STH Community Center


© Garnick Moore Photographers

Every Wednesday the School of Theology (STH) gathers for a community lunch in what is easily the most popular space in the building—the basement. The space, whose awkward layout and dim lighting once made it underutilized, underwent a major renovation during the summer of 2013 making it a functional and versatile space.

A year after the renovation, STH has just received the much awaited news that the space has been certified LEED Gold* by the U.S. Green Building Council.

Sustainability was an important factor in this project for administration, students, and alumni from the beginning, said Kevin Keith, director of administration and finance for the School of Theology.

“I think with STH being as progressive as it is, especially in term of environmentalism, everyone we met with…that was what they brought up”.

The project involved the refurbishment of approximately 4,600 square feet to create multipurpose areas for student study, meetings, recreation, and events like community meals and art exhibits. Additionally, student-serving offices were moved to a more welcoming section of the building and all restrooms were reconfigured for accessibility for people with disabilities.

The project incorporated 100% recycled gypsum wallboard, recycled content wall studs, low VOC paints and adhesives, and low emitting flooring. A conscious effort was also made to use locally sourced materials as well rapidly renewable materials, such as cork. Doors with frosted glass windows, rather than solid doors, were installed to maximize the natural light in the space and make it feel less like a basement. To cut down on water use, low- flow fixtures were installed in all restrooms.
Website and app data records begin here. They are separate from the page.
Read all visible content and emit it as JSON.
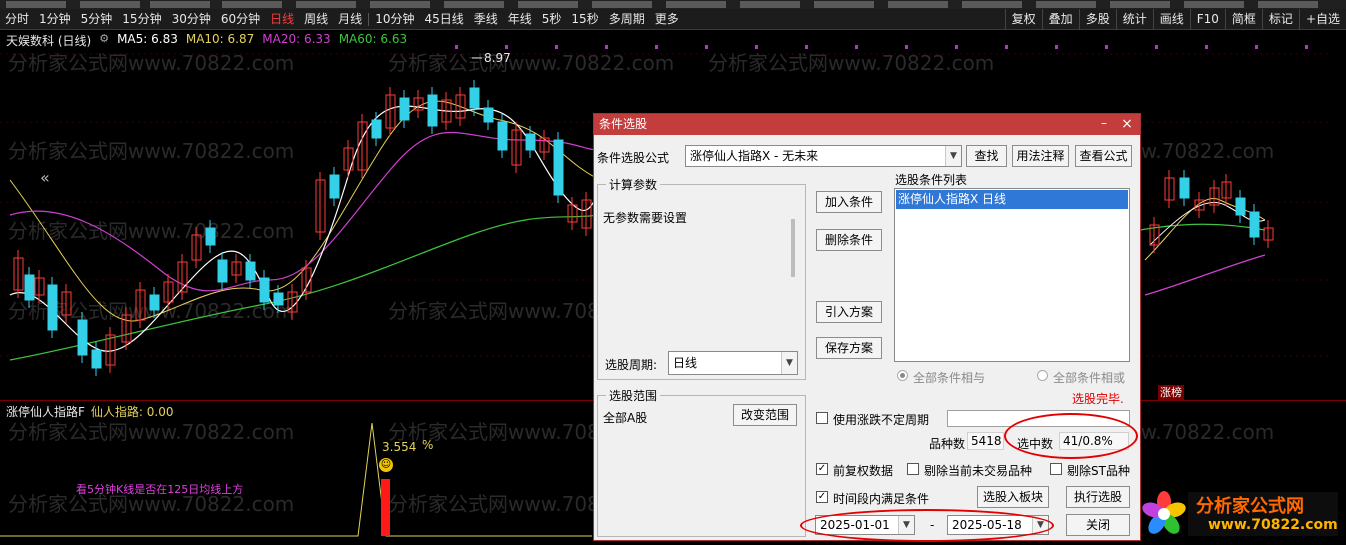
{
  "toolbar": {
    "periods": [
      "分时",
      "1分钟",
      "5分钟",
      "15分钟",
      "30分钟",
      "60分钟",
      "日线",
      "周线",
      "月线",
      "10分钟",
      "45日线",
      "季线",
      "年线",
      "5秒",
      "15秒",
      "多周期",
      "更多"
    ],
    "active_period": "日线",
    "tools": [
      "复权",
      "叠加",
      "多股",
      "统计",
      "画线",
      "F10",
      "简框",
      "标记",
      "+自选"
    ]
  },
  "main_chart": {
    "stock": "天娱数科 (日线)",
    "ma5": "MA5: 6.83",
    "ma10": "MA10: 6.87",
    "ma20": "MA20: 6.33",
    "ma60": "MA60: 6.63",
    "high_label": "8.97",
    "collapse_glyph": "«",
    "badge": "涨榜",
    "colors": {
      "up": "#ff3b3b",
      "down": "#33d0e8",
      "ma5": "#ffffff",
      "ma10": "#e6d25a",
      "ma20": "#d040d0",
      "ma60": "#3ec43e"
    }
  },
  "sub_chart": {
    "indicator": "涨停仙人指路F",
    "value": "仙人指路: 0.00",
    "peak_value": "3.554",
    "peak_unit": "%",
    "note": "看5分钟K线是否在125日均线上方"
  },
  "watermark": "分析家公式网www.70822.com",
  "dialog": {
    "title": "条件选股",
    "formula_label": "条件选股公式",
    "formula_value": "涨停仙人指路X  -  无未来",
    "find_btn": "查找",
    "usage_btn": "用法注释",
    "view_btn": "查看公式",
    "params_title": "计算参数",
    "params_text": "无参数需要设置",
    "add_btn": "加入条件",
    "delete_btn": "删除条件",
    "import_btn": "引入方案",
    "save_btn": "保存方案",
    "list_title": "选股条件列表",
    "list_items": [
      "涨停仙人指路X  日线"
    ],
    "period_label": "选股周期:",
    "period_value": "日线",
    "radio_and": "全部条件相与",
    "radio_or": "全部条件相或",
    "done_text": "选股完毕.",
    "range_title": "选股范围",
    "range_value": "全部A股",
    "change_range_btn": "改变范围",
    "chk_unfixed": "使用涨跌不定周期",
    "count_label": "品种数",
    "count_value": "5418",
    "selected_label": "选中数",
    "selected_value": "41/0.8%",
    "chk_fq": "前复权数据",
    "chk_exclude_untraded": "剔除当前未交易品种",
    "chk_exclude_st": "剔除ST品种",
    "chk_period": "时间段内满足条件",
    "to_board_btn": "选股入板块",
    "run_btn": "执行选股",
    "date_from": "2025-01-01",
    "date_dash": "-",
    "date_to": "2025-05-18",
    "close_btn": "关闭"
  },
  "logo": {
    "name": "分析家公式网",
    "url": "www.70822.com"
  }
}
LED light fixtures with occupancy sensors and ENERGY STAR appliances were installed to reduce energy use in the space.

The new light fixtures are one of the most impactful changes according to Jeff Hoseth, associate director for Construction Services.
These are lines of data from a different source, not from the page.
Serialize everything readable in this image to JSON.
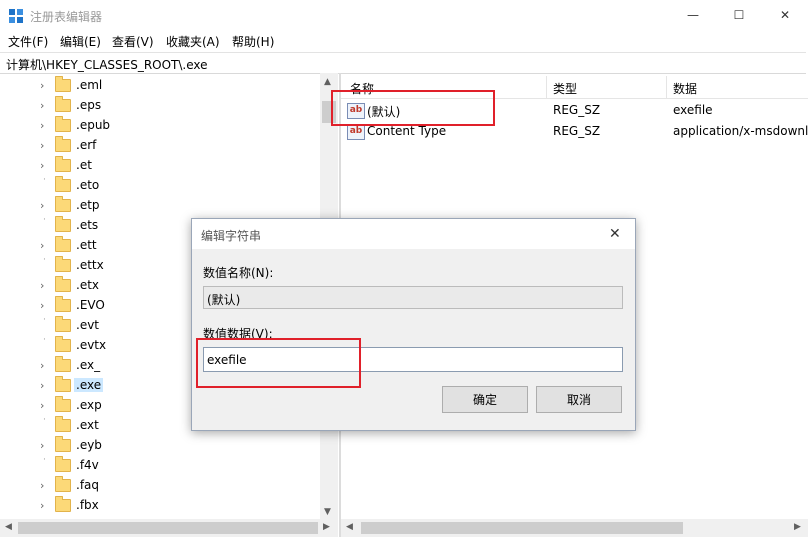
{
  "window": {
    "title": "注册表编辑器",
    "controls": {
      "minimize": "—",
      "maximize": "☐",
      "close": "✕"
    }
  },
  "menu": [
    "文件(F)",
    "编辑(E)",
    "查看(V)",
    "收藏夹(A)",
    "帮助(H)"
  ],
  "address": "计算机\\HKEY_CLASSES_ROOT\\.exe",
  "tree": {
    "items": [
      {
        "label": ".eml",
        "expandable": true
      },
      {
        "label": ".eps",
        "expandable": true
      },
      {
        "label": ".epub",
        "expandable": true
      },
      {
        "label": ".erf",
        "expandable": true
      },
      {
        "label": ".et",
        "expandable": true
      },
      {
        "label": ".eto",
        "expandable": false
      },
      {
        "label": ".etp",
        "expandable": true
      },
      {
        "label": ".ets",
        "expandable": false
      },
      {
        "label": ".ett",
        "expandable": true
      },
      {
        "label": ".ettx",
        "expandable": false
      },
      {
        "label": ".etx",
        "expandable": true
      },
      {
        "label": ".EVO",
        "expandable": true
      },
      {
        "label": ".evt",
        "expandable": false
      },
      {
        "label": ".evtx",
        "expandable": false
      },
      {
        "label": ".ex_",
        "expandable": true
      },
      {
        "label": ".exe",
        "expandable": true,
        "selected": true
      },
      {
        "label": ".exp",
        "expandable": true
      },
      {
        "label": ".ext",
        "expandable": false
      },
      {
        "label": ".eyb",
        "expandable": true
      },
      {
        "label": ".f4v",
        "expandable": false
      },
      {
        "label": ".faq",
        "expandable": true
      },
      {
        "label": ".fbx",
        "expandable": true
      }
    ]
  },
  "list": {
    "columns": [
      "名称",
      "类型",
      "数据"
    ],
    "rows": [
      {
        "name": "(默认)",
        "type": "REG_SZ",
        "data": "exefile",
        "icon": "ab"
      },
      {
        "name": "Content Type",
        "type": "REG_SZ",
        "data": "application/x-msdownl",
        "icon": "ab"
      }
    ]
  },
  "dialog": {
    "title": "编辑字符串",
    "close": "✕",
    "name_label": "数值名称(N):",
    "name_value": "(默认)",
    "data_label": "数值数据(V):",
    "data_value": "exefile",
    "ok": "确定",
    "cancel": "取消"
  },
  "scroll": {
    "up": "▲",
    "down": "▼",
    "left": "◀",
    "right": "▶"
  },
  "highlight_color": "#e0202a"
}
“They are very friendly on the maintenance side and low energy use,” said Hoseth, adding that they can often last up to five years.

“On a normal project you would be changing out lamps a couple times a year”.

Another major upgrade was the addition of a multi-zoned variable refrigerant flow HVAC system, which allows temperatures to be controlled in individual spaces. Rather than heating or cooling the entire basement, the system can be programed to only affect the areas being used, resulting in huge energy savings.

“An efficient HVAC system with good controls was definite plus for the building. We are providing air conditioning and ventilation for that space which is huge for user comfort”.

Through a coordinated effort between STH, Facilities Management & Planning (FM&P), the contractor, and the designers, the project was able to keep its carbon footprint at a minimum not only by using the most sustainable materials, but also by ensuring they recycled as much construction waste from the site as possible. Thanks to their efforts, the project had a 95.8% recycling rate for construction and demolition debris.

While many still believe that sustainable materials and practices will bring added costs, according to both Keith and Hoseth the project budget was not significantly stretched due to their choices.

“I think environmentally conscious still has this stigma of costing more, when in reality, it doesn’t. All in all, I don’t think it was terribly more expensive than it would have been if we hadn’t used recycled content,” said Keith.

Hoseth said that while things like LED light fixtures may initially come at a higher cost than less-efficient alternatives, the cost will be paid back due to the energy savings they produce.

“Other than that we didn’t pay any premiums for equipment,” he said.

While reducing their impact on the environment is certainly one of the greatest benefits of the projects, Keith says the best benefit is how STH is able to utilize the space. The reaction from faculty, staff, students and alumni— some of whom even donated their own money toward the project— has been overwhelmingly positive he said.

“It’s something we never had before; it really allows us to be a lot more versatile in what we do. We can have events now here that we couldn’t have before. It has helped with community life overall”.



* LEED, or Leadership in Energy & Environmental Design, is a green building certification program that recognizes best-in-class building strategies and practices. To receive LEED certification, building projects satisfy prerequisites and earn points to achieve different levels of certification. Prerequisites and credits differ for each rating system, and teams choose the best fit for their project. (USGBC)